While directing “Fiddler on the Roof” at Vincentian Academy last spring, Sarazen took a group of her students to see a live production of “Tuck Everlasting” and they loved it.
She knew “Tuck Everlasting” would be a perfect fit.
Sophomore Zach Ford agrees.
“I feel like everybody in the production is cast perfectly,” says the 16-year-old, who plays Jesse. “I love the music and the dancing and the overall atmosphere. And it’s not like the typical musical with a happily-ever-after ending.”
Rehearsals stared Jan. 2. Students meet six days a week to work on everything from choreography to set design, including the construction of a giant, climbable tree.
Julia Arlia, 16, a junior, plays the lead role of Winnie Foster. While she read the novel in third grade and has worked behind-the-scenes on several shows, this will be her first time singing in a high school production.
“We still have a couple more weeks, so I’m not in panic-mode yet,” she says with a laugh. “I’m excited to show everyone how underrated ‘Tuck Everlasting’ really is. It’s all completely new; a breath of fresh air.”
Like Julia, fifth-graders at Highcliff Elementary School read “Tuck Everlasting” in class and will take a special field trip to see it come to life.
For 17-year-old Eleanore Pavelle, playing a role that audience members might not be familiar with is more of a challenge than embodying a well-known character.
“If you’ve seen a character played by a lot of different people, it can influence how you perform,” says the senior, who plays Mae Tuck.
“It’s a newer show that no one’s really seen performed by a high school before. It’s a unique experience not to have so much of an outside influence.”
Senior Sean Nolan, 17, plays Miles Tuck and actually contacted his Broadway counterpart to get advice on how to tackle the role and make it his own.
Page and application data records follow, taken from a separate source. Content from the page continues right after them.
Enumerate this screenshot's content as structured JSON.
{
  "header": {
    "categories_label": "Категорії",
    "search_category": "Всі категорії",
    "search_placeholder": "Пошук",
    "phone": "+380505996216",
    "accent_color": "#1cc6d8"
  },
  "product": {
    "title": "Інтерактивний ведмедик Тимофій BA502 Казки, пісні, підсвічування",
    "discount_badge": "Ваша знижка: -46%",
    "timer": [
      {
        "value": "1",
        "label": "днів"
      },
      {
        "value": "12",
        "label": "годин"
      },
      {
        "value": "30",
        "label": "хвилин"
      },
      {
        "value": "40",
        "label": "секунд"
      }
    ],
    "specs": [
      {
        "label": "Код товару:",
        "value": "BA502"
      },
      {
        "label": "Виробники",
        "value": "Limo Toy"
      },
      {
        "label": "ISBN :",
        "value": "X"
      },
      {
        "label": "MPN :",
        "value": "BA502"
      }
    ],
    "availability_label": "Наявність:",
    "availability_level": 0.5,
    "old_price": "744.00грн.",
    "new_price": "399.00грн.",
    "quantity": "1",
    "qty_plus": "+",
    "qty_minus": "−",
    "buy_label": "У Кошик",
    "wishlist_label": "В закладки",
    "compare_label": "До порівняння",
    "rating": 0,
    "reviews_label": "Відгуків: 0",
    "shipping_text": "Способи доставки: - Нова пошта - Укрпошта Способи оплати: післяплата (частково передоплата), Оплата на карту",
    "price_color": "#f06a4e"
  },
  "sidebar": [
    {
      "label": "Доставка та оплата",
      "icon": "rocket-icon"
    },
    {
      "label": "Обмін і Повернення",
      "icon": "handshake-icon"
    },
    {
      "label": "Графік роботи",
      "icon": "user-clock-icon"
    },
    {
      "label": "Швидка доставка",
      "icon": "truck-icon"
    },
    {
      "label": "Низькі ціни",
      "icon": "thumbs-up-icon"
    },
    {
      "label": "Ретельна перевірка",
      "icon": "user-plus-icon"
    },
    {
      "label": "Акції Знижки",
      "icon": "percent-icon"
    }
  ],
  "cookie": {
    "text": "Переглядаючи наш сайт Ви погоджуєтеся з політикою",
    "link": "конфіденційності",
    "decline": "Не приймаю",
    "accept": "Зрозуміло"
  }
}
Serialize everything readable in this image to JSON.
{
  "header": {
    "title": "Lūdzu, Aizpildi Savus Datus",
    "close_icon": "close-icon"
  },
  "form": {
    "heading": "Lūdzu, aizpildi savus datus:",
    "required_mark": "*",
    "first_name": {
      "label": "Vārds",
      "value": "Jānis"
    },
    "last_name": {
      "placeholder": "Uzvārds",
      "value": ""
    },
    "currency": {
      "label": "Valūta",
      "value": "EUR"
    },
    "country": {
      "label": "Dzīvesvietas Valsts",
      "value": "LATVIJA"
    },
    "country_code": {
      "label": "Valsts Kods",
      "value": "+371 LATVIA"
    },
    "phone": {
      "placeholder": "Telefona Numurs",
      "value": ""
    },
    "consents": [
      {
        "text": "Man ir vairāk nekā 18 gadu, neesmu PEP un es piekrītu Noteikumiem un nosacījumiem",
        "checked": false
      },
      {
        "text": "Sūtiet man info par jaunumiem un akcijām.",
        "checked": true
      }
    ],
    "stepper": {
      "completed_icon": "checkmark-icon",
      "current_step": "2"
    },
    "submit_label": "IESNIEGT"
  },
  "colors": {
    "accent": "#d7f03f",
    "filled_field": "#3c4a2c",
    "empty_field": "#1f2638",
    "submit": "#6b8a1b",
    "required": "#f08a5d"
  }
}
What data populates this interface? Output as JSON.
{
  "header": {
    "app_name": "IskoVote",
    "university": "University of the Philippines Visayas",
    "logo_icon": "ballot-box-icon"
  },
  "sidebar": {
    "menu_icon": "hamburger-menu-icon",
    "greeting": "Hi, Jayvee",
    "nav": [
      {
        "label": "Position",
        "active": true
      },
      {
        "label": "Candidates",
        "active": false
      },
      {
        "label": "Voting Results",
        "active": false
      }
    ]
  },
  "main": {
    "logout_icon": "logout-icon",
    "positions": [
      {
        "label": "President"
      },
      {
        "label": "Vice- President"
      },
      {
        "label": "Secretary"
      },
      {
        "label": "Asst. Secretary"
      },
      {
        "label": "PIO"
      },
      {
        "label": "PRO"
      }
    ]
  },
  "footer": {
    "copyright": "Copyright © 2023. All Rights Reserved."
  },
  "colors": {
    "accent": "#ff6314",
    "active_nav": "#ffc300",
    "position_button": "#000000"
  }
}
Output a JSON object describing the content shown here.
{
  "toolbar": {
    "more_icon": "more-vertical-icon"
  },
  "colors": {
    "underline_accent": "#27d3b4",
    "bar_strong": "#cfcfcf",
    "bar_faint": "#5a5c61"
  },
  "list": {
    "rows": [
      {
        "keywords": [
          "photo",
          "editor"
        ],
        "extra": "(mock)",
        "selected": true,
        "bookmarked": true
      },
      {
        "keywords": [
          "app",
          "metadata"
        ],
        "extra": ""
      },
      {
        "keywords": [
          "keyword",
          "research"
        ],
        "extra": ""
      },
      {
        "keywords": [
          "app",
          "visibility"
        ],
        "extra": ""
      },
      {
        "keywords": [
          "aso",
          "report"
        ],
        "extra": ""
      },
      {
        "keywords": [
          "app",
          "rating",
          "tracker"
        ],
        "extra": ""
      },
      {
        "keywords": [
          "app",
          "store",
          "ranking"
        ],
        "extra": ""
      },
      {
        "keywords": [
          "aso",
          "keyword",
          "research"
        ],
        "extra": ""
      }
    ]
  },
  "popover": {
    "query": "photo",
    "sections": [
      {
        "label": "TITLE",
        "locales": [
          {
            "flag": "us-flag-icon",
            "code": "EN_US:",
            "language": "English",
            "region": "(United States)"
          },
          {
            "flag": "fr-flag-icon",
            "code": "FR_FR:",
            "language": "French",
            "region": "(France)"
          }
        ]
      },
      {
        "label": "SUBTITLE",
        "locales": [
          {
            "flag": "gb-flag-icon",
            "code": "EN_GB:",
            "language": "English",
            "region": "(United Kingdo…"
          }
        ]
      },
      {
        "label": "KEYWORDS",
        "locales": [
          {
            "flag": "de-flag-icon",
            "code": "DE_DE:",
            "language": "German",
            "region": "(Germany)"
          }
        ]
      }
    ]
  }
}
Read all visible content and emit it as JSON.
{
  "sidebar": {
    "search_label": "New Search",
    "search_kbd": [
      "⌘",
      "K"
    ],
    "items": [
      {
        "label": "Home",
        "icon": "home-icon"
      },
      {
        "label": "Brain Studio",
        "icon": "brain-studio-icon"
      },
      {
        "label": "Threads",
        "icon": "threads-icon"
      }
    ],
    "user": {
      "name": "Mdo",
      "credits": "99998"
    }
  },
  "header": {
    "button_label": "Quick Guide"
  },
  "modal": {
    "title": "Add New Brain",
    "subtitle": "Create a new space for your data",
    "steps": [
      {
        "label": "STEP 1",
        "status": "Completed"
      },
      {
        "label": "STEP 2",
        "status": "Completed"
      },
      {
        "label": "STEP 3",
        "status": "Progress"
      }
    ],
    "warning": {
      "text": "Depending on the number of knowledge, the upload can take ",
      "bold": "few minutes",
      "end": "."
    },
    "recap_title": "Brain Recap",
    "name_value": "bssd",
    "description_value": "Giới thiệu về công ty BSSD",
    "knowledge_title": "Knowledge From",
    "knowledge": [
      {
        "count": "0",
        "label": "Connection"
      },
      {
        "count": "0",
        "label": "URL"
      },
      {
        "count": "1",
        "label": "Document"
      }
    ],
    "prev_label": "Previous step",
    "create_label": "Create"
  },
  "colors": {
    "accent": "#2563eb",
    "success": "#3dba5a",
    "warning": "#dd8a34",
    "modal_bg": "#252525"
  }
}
“For my senior year I really wanted to give it my all,” he says.
Kristina Serafini is a Tribune-Review staff writer. You can contact Kristina at 412-324-1405, email@example.com or via Twitter .